At a time of racism, police violence, and an ongoing pandemic, The Amazon Trail’s Lee Lynch has found something to celebrate.
I thought there could be no good news.
Not in the midst of a pandemic and the mass selfishness that hastens and continues its spread.
Not when the abiding depth of U.S. racism bubbles to the surface without shame or remedy.
Not when the vainglorious puppet of the far right “that struts and frets his hour upon the stage” continues to assault everything we’ve done right as a country and tout as successful every evil we continue to perpetrate.
Even as this circus of horrors rolls on, I have been able to privately celebrate two personal milestones. I have broken my record for a long-term relationship. Only by a week so far, but what a relief to get beyond the jinxed anniversaries of my past. My sweetheart and I have started our fourteenth year together and we’re okay. Really okay.
Earlier this year I hurtled over a second pitfall: I now have lived in the same home for over seven years. At age eighteen I was privileged enough to leave my parents’ apartment and attend college. In the span of the next fifty years, I moved twenty-three more times. Not a world-shattering amount, but enough to necessitate recreating home, and sometimes my life, far too often. A number of the moves came as a result of break-ups, or of trying to make a relationship work.
It’s true that I want to change the world, but there is much to be said for stability. I was always performing at top speed, always devising ways to use time more efficiently, keeping sleep to a minimum. Only now am I beginning to learn to do one thing at a time — multi-tasking was normal and necessary. My pace was an attempt to make up for the hours and energy I too frequently lost to moving out, moving in, breaking up, starting again.
Short-term relationships seemed to be the norm in lesbian life at the time. It would be decades before I met women who had been together since high school or college or since coming out. The first such couple I met said the secret to their success was simply, “Be kind and love each other.” I had already forsworn leaving relationships and I taught myself to do as the couple advised. But it wasn’t always up to me to pull the plug. So I moved, and moved, and moved on.
My heart longs for solutions to the various wrongheaded conflicts tearing our world apart. Who am I kidding? These frictions have always been our inheritance. Racism is not new, nor is income inequality or incompetent, power hungry leadership. All are plagues, as malignant as the current viral scourge.
I see our single friends suffering from lack of companionship, touch, and safety, to evade this illness. African Americans, Native Americans, and gays, among others in the U.S., have never been guaranteed safety at all. Neither have my sweetheart and I, but we, at least, have respite in each other.
More than ever, I am grateful to have at long last found unwavering love and a home where it can thrive.

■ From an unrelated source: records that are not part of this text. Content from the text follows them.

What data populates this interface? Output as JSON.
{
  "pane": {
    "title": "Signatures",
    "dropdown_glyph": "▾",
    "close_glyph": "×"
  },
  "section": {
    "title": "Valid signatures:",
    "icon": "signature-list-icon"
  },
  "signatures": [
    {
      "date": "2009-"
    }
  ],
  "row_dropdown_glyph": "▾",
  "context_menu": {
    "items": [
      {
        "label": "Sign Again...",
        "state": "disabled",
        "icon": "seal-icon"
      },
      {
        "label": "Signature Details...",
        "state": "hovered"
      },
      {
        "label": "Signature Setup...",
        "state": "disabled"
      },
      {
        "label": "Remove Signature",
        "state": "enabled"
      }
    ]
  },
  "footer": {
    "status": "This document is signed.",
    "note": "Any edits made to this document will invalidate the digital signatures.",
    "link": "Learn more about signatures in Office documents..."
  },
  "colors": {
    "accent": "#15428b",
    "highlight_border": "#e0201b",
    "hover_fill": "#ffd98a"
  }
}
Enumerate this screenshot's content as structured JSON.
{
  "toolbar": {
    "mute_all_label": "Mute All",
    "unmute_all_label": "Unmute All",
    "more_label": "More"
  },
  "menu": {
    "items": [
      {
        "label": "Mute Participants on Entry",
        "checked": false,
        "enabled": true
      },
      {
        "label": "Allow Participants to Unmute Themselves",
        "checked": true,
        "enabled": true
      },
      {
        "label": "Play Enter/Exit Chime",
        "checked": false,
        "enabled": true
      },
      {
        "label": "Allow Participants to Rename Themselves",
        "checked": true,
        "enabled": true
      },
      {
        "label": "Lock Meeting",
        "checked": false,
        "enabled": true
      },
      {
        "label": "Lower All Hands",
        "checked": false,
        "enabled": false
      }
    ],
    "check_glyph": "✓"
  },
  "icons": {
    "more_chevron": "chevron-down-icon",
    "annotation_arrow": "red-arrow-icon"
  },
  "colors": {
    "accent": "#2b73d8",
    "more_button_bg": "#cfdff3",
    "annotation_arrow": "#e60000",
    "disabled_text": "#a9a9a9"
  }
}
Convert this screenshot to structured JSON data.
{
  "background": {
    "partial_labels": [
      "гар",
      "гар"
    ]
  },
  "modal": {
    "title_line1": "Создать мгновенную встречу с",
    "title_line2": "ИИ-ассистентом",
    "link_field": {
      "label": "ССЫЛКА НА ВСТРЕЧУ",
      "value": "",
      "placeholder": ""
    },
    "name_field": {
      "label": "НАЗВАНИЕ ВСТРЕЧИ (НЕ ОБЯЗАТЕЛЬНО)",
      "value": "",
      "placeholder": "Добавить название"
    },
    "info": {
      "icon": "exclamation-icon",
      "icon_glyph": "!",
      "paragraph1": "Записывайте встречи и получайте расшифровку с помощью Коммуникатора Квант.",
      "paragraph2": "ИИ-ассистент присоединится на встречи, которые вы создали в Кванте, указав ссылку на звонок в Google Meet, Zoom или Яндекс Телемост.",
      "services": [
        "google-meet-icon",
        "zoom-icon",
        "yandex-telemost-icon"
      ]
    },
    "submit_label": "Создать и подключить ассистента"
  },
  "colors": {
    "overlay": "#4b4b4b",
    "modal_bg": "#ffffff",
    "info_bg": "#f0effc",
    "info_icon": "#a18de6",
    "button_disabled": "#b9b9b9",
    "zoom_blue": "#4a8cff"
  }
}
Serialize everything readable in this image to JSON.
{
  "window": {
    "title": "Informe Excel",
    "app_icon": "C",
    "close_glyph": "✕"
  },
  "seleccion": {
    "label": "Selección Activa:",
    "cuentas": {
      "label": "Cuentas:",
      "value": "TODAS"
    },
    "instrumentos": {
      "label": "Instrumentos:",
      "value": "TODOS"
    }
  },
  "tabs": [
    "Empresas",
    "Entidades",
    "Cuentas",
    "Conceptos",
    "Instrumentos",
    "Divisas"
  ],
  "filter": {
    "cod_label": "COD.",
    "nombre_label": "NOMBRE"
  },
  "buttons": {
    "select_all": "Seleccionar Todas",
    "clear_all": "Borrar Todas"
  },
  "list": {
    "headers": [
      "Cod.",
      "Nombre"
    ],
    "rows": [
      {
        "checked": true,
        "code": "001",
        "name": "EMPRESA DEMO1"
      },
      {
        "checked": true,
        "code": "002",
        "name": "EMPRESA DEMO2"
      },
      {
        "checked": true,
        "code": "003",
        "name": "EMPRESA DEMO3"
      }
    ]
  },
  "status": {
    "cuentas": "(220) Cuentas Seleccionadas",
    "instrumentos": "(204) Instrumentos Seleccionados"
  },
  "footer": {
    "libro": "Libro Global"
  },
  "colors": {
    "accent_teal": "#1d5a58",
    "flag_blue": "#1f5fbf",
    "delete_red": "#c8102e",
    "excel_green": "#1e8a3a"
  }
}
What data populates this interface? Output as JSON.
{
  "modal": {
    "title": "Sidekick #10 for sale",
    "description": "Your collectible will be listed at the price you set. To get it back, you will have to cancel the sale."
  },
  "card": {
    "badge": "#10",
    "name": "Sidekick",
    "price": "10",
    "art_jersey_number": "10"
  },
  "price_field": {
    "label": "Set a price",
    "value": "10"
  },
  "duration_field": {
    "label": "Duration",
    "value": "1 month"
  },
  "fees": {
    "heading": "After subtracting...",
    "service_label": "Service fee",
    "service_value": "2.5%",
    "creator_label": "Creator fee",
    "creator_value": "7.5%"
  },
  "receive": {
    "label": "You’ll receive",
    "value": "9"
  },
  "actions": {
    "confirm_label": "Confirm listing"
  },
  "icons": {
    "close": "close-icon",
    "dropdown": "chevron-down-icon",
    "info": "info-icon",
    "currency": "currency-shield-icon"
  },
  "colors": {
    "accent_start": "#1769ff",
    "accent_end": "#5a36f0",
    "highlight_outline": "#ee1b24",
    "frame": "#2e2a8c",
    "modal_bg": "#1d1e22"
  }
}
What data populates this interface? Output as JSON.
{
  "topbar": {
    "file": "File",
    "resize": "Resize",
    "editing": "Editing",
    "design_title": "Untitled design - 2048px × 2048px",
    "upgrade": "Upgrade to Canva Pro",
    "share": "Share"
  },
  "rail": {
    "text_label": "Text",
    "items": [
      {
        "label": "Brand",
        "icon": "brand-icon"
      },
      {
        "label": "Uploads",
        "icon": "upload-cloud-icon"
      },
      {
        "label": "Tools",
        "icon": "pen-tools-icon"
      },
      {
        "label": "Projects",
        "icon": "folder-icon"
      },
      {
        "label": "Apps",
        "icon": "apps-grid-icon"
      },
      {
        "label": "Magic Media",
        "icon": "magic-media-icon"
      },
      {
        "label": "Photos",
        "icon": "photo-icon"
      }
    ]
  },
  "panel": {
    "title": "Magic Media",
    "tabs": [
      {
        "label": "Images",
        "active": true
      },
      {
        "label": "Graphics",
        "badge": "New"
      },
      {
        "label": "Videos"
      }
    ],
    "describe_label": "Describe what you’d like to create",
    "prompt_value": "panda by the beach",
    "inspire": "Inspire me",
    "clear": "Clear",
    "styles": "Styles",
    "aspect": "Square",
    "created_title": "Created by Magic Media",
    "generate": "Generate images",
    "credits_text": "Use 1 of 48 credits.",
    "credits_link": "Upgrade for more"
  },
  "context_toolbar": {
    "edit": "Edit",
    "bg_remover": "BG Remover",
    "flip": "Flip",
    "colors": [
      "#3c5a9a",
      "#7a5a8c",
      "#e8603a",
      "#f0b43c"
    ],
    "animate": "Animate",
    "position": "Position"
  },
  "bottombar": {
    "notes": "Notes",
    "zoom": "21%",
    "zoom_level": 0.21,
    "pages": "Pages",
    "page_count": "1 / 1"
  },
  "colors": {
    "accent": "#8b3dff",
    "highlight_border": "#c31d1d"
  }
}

While constancy won’t slow the rise of fascism, or appease alt-right activists, or allow us to go without masks, we are stronger for it, and strength is what is needed to repel the advance of the recurring infamies we now — and perhaps always — face.